_PROBLEM DESCRIPTION:_
Find the word "JSON" in the listing; pull out each line holding it.

──────── DATA FOR THE TASK ────────

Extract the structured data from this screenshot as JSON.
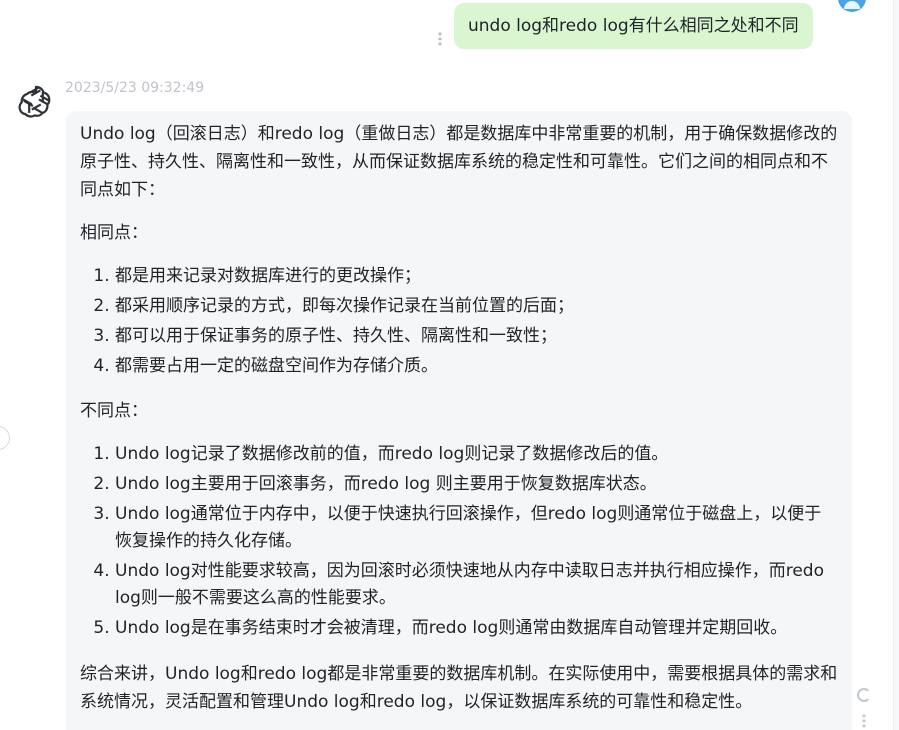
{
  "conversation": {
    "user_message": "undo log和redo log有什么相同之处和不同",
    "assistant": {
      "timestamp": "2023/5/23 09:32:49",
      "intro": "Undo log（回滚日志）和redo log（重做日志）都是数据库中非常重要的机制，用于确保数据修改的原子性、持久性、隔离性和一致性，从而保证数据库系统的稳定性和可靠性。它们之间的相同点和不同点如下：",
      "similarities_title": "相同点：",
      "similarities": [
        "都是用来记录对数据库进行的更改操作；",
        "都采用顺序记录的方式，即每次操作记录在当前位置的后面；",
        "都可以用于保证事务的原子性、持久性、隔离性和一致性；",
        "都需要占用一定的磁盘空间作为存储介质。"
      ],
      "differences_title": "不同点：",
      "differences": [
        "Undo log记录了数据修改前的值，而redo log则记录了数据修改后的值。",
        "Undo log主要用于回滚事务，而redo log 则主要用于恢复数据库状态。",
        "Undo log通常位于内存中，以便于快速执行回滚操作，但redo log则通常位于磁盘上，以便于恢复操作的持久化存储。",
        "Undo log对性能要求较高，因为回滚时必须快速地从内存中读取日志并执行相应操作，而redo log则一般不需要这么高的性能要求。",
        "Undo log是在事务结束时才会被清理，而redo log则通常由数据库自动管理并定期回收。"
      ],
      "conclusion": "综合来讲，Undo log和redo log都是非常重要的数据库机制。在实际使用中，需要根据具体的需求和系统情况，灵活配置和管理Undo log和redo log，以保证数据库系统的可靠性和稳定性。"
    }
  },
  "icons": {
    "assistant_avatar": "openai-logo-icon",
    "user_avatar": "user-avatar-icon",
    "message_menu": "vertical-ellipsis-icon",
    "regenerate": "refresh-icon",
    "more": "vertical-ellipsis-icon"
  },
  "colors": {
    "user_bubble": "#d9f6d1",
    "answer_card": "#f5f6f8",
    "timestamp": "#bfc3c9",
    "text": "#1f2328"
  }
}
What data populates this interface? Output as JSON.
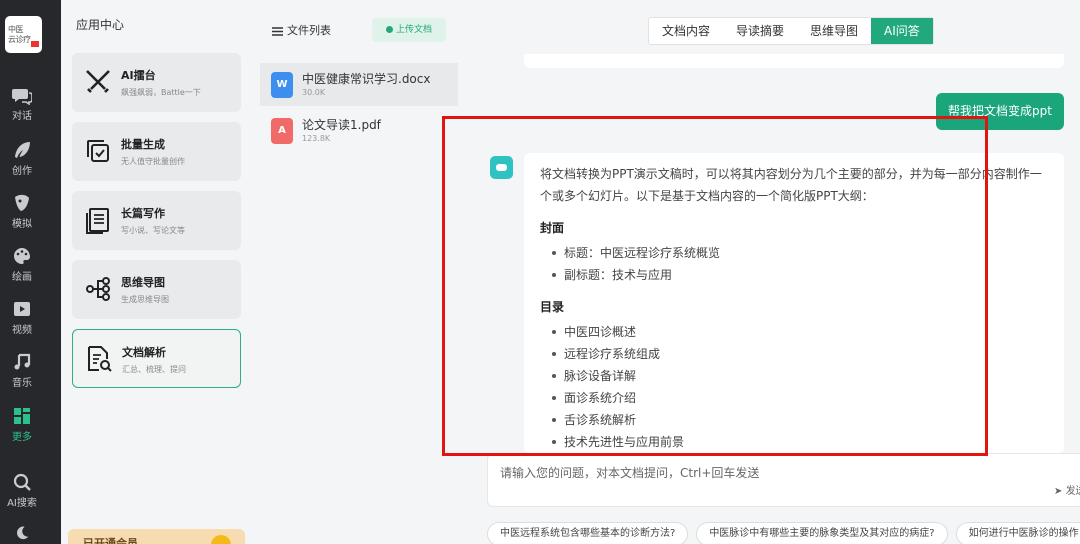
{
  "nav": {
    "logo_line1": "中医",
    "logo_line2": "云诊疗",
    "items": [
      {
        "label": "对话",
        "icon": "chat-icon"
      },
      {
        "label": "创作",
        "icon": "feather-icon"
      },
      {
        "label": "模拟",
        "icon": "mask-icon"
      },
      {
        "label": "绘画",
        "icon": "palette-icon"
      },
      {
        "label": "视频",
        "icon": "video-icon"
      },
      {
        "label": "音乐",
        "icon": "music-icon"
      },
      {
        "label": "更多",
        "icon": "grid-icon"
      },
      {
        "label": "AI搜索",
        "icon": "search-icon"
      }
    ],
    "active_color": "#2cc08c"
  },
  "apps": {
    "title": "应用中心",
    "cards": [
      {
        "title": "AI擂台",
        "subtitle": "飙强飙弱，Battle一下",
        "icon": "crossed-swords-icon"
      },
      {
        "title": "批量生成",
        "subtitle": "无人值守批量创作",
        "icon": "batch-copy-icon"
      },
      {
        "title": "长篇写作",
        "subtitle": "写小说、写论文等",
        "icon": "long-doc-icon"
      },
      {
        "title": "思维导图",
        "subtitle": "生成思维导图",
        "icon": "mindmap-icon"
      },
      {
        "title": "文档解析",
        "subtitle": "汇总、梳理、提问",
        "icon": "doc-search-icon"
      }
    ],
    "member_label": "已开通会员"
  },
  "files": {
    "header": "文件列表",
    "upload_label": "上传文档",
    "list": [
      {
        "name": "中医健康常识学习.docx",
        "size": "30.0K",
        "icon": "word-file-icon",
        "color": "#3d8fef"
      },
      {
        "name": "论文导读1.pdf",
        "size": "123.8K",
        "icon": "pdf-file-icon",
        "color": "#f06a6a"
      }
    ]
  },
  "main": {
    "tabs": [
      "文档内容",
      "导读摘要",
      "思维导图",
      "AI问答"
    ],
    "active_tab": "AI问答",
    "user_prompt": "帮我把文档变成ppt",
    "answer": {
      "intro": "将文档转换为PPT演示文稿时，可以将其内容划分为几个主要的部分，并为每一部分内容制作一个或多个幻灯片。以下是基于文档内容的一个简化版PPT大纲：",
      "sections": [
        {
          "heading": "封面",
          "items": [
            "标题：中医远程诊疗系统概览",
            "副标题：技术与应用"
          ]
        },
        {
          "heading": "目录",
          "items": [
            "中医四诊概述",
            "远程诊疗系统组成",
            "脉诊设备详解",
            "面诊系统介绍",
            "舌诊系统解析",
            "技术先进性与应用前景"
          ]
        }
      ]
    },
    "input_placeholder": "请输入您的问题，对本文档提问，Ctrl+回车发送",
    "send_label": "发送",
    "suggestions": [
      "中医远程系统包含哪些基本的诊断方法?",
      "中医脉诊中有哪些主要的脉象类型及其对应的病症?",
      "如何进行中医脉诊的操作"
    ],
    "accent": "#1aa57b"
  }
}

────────

_EXPECTED ANSWER:_
Extract the structured data from this screenshot as JSON.
What data populates this interface? Output as JSON.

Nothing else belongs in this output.